American Heritage® Dictionary of the English Language, Fourth Edition
- v. To infer or estimate by extending or projecting known information.
- v. Mathematics To estimate (a value of a variable outside a known range) from values within a known range by assuming that the estimated value follows logically from the known values.
- v. To engage in the process of extrapolating.
Century Dictionary and Cyclopedia
- In mathematics and astronomy, to determine (a value or quantity) by carrying out an empirical formula beyond the limits of the data from which the formula has been deduced. The results are usually more or less doubtful. See interpolate.
- v. transitive To infer by extending known information.
- v. transitive, mathematics To estimate the value of a variable outside a known range from values within that range by assuming that the estimated value follows logically from the known ones
- v. estimate the value of
- v. draw from specific cases for more general cases
- v. gain knowledge of (an area not known or experienced) by extrapolating
- From extra + (inter)polate (Wiktionary)
- extra- + (inter)polate. (American Heritage® Dictionary of the English Language, Fourth Edition)

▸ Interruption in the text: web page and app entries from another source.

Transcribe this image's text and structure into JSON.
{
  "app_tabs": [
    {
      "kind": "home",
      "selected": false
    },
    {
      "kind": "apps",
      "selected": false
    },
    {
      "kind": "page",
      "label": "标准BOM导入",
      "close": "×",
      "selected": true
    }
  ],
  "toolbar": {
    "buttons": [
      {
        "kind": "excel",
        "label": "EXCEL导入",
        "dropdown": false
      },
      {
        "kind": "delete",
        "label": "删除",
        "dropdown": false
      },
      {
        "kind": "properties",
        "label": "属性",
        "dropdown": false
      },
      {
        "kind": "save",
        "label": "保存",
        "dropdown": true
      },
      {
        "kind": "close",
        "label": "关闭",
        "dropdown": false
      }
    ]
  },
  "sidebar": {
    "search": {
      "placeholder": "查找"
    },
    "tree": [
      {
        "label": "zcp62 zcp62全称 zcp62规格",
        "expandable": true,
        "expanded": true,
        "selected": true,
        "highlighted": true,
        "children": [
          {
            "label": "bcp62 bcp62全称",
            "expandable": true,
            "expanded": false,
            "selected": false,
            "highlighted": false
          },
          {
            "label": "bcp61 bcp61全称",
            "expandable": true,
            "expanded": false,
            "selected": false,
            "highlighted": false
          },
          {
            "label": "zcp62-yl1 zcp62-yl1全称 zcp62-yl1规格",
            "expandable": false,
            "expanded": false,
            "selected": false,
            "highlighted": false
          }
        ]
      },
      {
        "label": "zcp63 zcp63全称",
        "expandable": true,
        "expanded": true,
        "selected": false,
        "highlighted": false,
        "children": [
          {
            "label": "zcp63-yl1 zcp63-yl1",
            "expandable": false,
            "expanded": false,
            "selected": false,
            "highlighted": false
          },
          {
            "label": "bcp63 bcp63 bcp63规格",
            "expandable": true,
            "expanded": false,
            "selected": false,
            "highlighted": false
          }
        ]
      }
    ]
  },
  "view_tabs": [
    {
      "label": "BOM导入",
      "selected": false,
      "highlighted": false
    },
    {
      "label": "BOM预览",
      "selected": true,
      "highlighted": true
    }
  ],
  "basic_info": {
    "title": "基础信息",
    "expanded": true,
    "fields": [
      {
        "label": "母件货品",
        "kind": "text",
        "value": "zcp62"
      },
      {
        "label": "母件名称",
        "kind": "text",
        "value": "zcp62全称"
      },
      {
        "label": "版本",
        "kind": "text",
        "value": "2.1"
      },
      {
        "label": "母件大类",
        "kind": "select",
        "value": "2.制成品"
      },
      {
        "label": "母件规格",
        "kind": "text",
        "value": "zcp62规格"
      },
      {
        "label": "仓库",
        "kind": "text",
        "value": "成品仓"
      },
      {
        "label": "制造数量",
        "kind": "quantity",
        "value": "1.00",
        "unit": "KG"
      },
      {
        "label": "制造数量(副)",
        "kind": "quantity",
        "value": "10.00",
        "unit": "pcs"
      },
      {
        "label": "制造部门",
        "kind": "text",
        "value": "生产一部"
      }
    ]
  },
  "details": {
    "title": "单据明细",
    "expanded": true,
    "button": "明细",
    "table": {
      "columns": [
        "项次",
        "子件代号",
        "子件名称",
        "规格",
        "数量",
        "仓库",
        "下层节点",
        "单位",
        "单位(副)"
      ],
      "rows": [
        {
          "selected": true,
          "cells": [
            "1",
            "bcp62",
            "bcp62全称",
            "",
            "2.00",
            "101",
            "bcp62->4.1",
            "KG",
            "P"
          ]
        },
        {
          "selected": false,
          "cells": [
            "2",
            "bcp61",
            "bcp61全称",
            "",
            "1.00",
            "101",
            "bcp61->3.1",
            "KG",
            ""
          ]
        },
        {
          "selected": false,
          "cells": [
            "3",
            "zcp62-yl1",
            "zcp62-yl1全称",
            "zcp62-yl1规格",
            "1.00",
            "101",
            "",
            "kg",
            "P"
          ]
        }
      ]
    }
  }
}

“Sadly, many now extrapolate from the sins of a few bad apples like Enron and Countrywide to blame big companies for America's fall from grace.”
““The trouble with projections is that they extrapolate from the current reality, and often end up undershooting the mark,” Sunil Paul, a founding partner of Spring Ventures, a firm that invests in cleantech, told me.”
“The creators of Sherlock extrapolate from the solitary, brooding detective we find in the Conan Doyle stories and take Holmes to his logical conclusion.”
“Ross does not try to extrapolate from the behavior of Elizabeth Bennet, Emma Woodhouse and others to modern life.”
“If I extrapolate from the Medicare experience to compute the effect of the overall spread of insurance -- both public and private -- between 1950 and 1990, it suggests that it is responsible for about half of the sixfold growth in real per capita health-care spending during this period.”
“However, let me try to extrapolate from the business of publishing novels.”
“It's hard to extrapolate from a complete absence of evidence.”
“A format that encourages pundits to extrapolate from the latest news item, then, will tend to frequently yield badly wrong conclusions.”
“There is a very strong tendency among people who are healthy," he warned, "to extrapolate from the suffering of others in ways that those who are in fact suffering would not countenance.”
“I really don't think you can extrapolate from the American example.”
These user-created lists contain the word ‘extrapolate’.
Budgetese - not a sexy topic but a very comprehensive list of words and collocations used in EU circles. Budgeting experts please comment and expand.
heading, across-the-board ..., emergency reserve, frontload, mopping-up, performance reserve, positive margin, negative margin, public finances, structural operat..., administrative ex..., management of EU ... and 657 more...
Some of the catchwords of several presidential debates (Obama-Romney 2012 Denver debate's transcript fully included)
additionality, audit trail, accounting standards, auditing standards, general audit obj..., a posteriori audit, a priori audit, above board, acceptable error ..., access rights, accountability, accountable entities and 1283 more...
These come from gamma meditation ,I think.
( investigation, randomness )
The new favourite words of people on Twitter.
A script searches Twitter for "X is my new favourite word" and adds it to this list.
thunderfuck, incredible, merp, sara, flopparoo, smother, fugly, buer, plum, canny, nefelibata, cuntbucket and 1972 more...
for GRE ofcourse
Looking for tweets for extrapolate.